All lines of the records below that contain the word "application" must be listed.

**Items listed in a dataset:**
━━━━━━━━━━━━━━━━

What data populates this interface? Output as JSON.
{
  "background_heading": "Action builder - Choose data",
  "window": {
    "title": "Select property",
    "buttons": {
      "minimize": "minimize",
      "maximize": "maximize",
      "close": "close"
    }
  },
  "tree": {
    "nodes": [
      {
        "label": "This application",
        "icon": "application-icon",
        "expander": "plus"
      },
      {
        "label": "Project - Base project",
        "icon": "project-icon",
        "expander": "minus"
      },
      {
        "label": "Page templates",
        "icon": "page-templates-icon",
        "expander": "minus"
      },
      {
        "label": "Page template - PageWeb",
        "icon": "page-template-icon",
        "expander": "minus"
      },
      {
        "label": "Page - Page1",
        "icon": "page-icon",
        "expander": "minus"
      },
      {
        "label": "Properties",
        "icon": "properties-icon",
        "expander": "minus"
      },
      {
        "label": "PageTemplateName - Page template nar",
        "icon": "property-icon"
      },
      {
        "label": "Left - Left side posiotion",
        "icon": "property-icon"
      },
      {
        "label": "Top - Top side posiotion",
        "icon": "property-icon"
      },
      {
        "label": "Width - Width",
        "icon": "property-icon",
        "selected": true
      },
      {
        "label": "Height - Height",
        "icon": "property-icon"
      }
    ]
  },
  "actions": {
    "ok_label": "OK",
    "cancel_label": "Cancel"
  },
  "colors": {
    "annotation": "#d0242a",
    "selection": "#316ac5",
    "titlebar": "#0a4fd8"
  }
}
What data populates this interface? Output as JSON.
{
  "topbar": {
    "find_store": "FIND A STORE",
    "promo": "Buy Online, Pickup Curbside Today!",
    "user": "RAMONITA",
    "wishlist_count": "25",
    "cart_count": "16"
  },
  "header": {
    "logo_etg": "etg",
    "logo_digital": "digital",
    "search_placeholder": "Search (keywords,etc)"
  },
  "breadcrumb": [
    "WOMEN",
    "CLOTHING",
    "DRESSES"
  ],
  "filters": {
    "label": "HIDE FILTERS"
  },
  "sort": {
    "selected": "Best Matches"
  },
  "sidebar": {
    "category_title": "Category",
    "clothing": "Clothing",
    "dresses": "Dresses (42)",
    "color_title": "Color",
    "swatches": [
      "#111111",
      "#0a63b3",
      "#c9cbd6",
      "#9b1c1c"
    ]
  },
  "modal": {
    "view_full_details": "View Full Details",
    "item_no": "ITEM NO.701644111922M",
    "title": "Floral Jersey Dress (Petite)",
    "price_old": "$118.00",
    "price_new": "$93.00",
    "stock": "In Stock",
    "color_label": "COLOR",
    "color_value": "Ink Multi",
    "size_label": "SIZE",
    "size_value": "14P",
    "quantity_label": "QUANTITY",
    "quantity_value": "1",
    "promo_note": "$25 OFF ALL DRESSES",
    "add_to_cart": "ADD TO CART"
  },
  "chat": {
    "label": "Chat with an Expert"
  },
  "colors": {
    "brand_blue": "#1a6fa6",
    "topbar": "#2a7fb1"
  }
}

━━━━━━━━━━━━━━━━

**Your solution:**
        "label": "This application",
        "icon": "application-icon",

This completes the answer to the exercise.